Leading the pack is none other than "Kate the Cursed" Ms. Ambien Mitchell. She embodies the role with such passion, fervor and tenacity you'd be reticent to woo her as well. Similarly, Josh Carpenter's Petruchio is a cocksure young man who will let nothing stop him from wooing this woman. He is relentless in his pursuit, and though his cockiness may seem a bit much at first, he delivers on each wager and promise. He's a delight to watch. The pair is extremely strong throughout, but perhaps strongest in their first meeting in the 1st act; complete with some fantastic fight choreography on, under and around a pool table.
Bill Van Horn as Gremio and James Noel Hoban's Hortensio are the one time friends turned competitors for Bianca's love. Both are hilarious and worthy of praise; though Mr. Hoban's strong portrayal and mastery of disguise are equally funny and touching as he loses his eventual love. Aislinn Kerchaert as the stunningly beautiful Bianca and her eventual husband Lucentio (Luke Couzens) are a delight, and it's Mr. Couzens' scheme to win her love that starts the play off. So convincing is his love for her, you follow each twist and turn with baited breath.
Not to be forgotten are the man servants, Tranio (Alexander Harvey), Biondello (Max Waszak) and Grumio (Mike Anthony). As though you need comic relief from the comedy you are already watching, these gentlemen deliver some of the best written lines in the piece with such comedic timing and skill that you'll have a hard time keeping your laughing from turning to tears. Especially funny is Mr. Anthony as he is often scolded by his master for doing exactly what was asked of him.
Kathleen Brown's costumes are lavish and leave no doubt of time or place, and add wonderful splashes of color to the red-hued set. Lynne Chase's lighting design is tasteful and never overdone, while establishing time and place and even time of day with unbelievable clarity.

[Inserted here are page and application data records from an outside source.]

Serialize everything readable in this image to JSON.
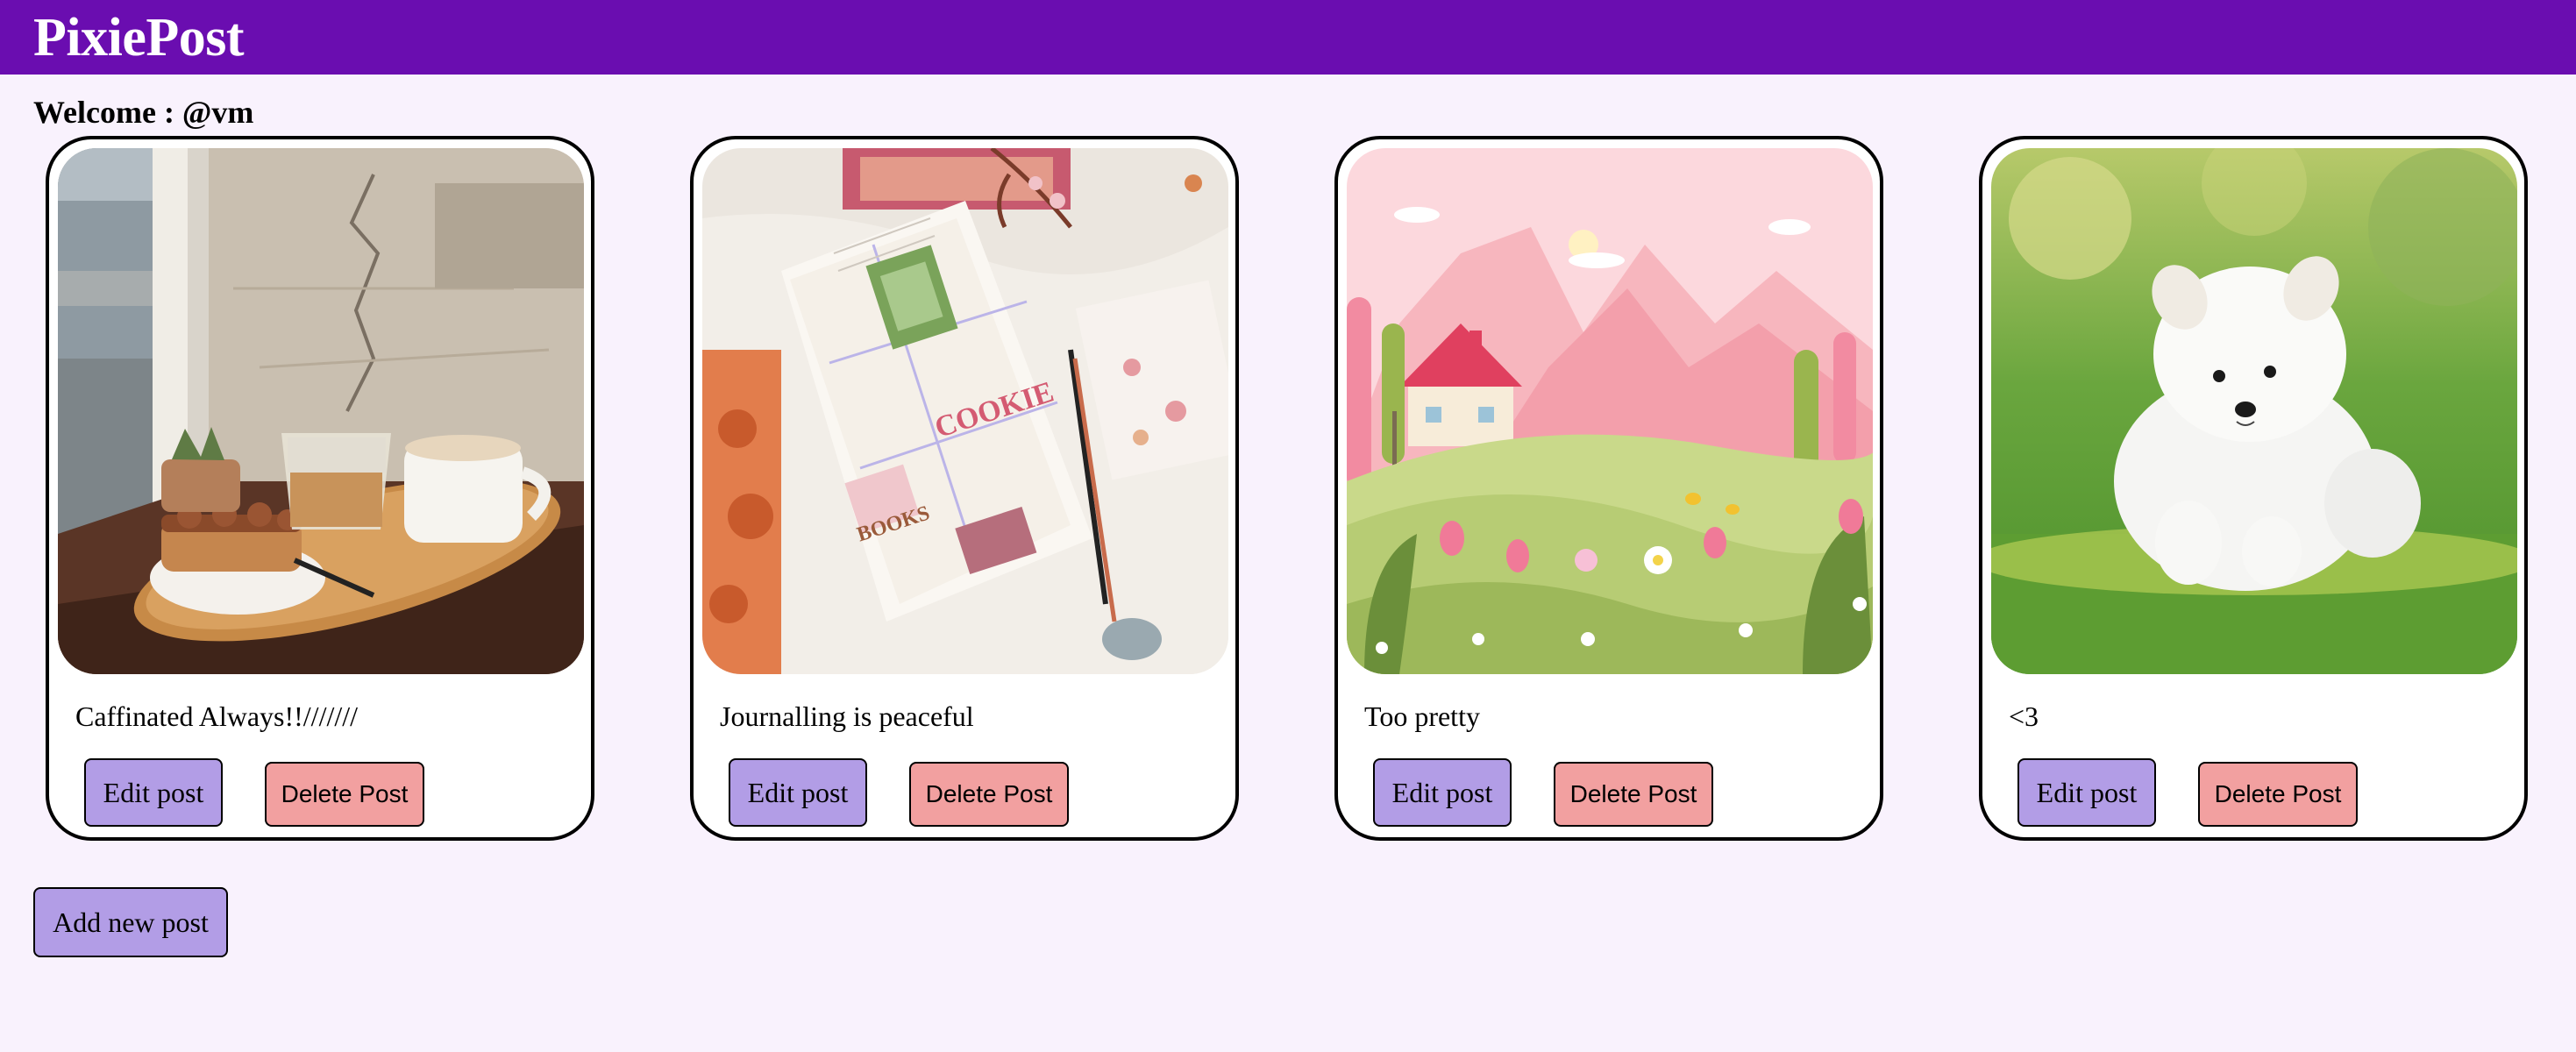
{
  "app": {
    "title": "PixiePost"
  },
  "welcome": "Welcome : @vm",
  "posts": [
    {
      "caption": "Caffinated Always!!///////",
      "image": "coffee-and-cake-on-windowsill",
      "edit_label": "Edit post",
      "delete_label": "Delete Post"
    },
    {
      "caption": "Journalling is peaceful",
      "image": "open-journal-with-stickers",
      "edit_label": "Edit post",
      "delete_label": "Delete Post"
    },
    {
      "caption": "Too pretty",
      "image": "pink-cartoon-landscape-with-house",
      "edit_label": "Edit post",
      "delete_label": "Delete Post"
    },
    {
      "caption": "<3",
      "image": "white-fluffy-puppy-on-grass",
      "edit_label": "Edit post",
      "delete_label": "Delete Post"
    }
  ],
  "add_post_label": "Add new post",
  "colors": {
    "header": "#6a0db0",
    "background": "#f9f2fd",
    "edit_button": "#b29de6",
    "delete_button": "#f2a0a0"
  }
}
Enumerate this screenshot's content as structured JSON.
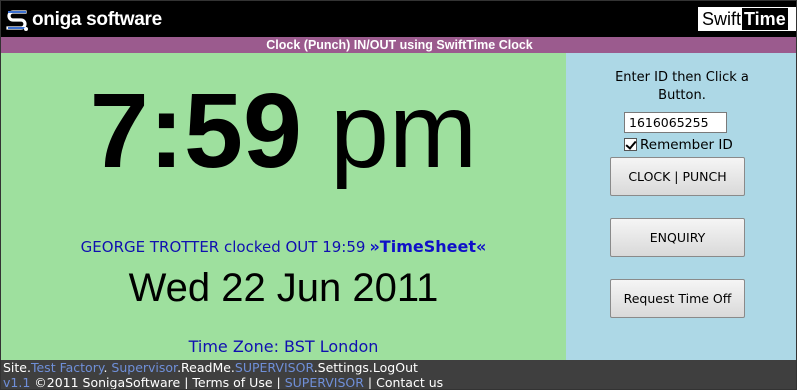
{
  "header": {
    "logo_text": "oniga software",
    "brand_swift": "Swift",
    "brand_time": "Time"
  },
  "banner": {
    "title": "Clock (Punch) IN/OUT using SwiftTime Clock"
  },
  "clock": {
    "time_hm": "7:59",
    "time_ampm": "pm",
    "status_text": "GEORGE TROTTER clocked OUT 19:59",
    "timesheet_link": "»TimeSheet«",
    "date": "Wed 22 Jun 2011",
    "timezone": "Time Zone: BST London"
  },
  "panel": {
    "instruction_line1": "Enter ID then Click a",
    "instruction_line2": "Button.",
    "id_value": "1616065255",
    "remember_label": "Remember ID",
    "remember_checked": true,
    "clock_button": "CLOCK | PUNCH",
    "enquiry_button": "ENQUIRY",
    "request_button": "Request Time Off"
  },
  "footer": {
    "nav": [
      {
        "text": "Site.",
        "style": "white"
      },
      {
        "text": "Test Factory",
        "style": "blue"
      },
      {
        "text": ". ",
        "style": "white"
      },
      {
        "text": "Supervisor",
        "style": "blue"
      },
      {
        "text": ".ReadMe.",
        "style": "white"
      },
      {
        "text": "SUPERVISOR",
        "style": "blue"
      },
      {
        "text": ".Settings.LogOut",
        "style": "white"
      }
    ],
    "version": "v1.1",
    "copyright": " ©2011 SonigaSoftware | ",
    "terms": "Terms of Use",
    "sep1": " | ",
    "supervisor": "SUPERVISOR",
    "sep2": " | ",
    "contact": "Contact us"
  },
  "colors": {
    "header_bg": "#000000",
    "banner_bg": "#9b5b8e",
    "clock_bg": "#9ee09e",
    "panel_bg": "#add8e6",
    "footer_bg": "#3f3f3f",
    "status_text": "#1010b0",
    "footer_link": "#6f8fd8"
  }
}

Having seen TAM's presentations of KNIGHT OF THE BURNING PESTLE and THE TAMING OF THE SHREW in consecutive weeks, I can easily say that no matter what show you choose to see in their true rep season, you will NOT be disappointed. The strength of the actors, fantastic choice of productions, and stunningly gorgeous theatre should be more than enough to get you in the door of historic Cumston Hall, home of the Theater at Monmouth. Get your tickets for any one of their fantastic productions, or more information at www.theateratmonmouth.org.
Pictured: Josh Carpenter as Petruchio and Ambien Mitchell as Kate
Photo by Aaron Flacke
From This Author Scott Moreau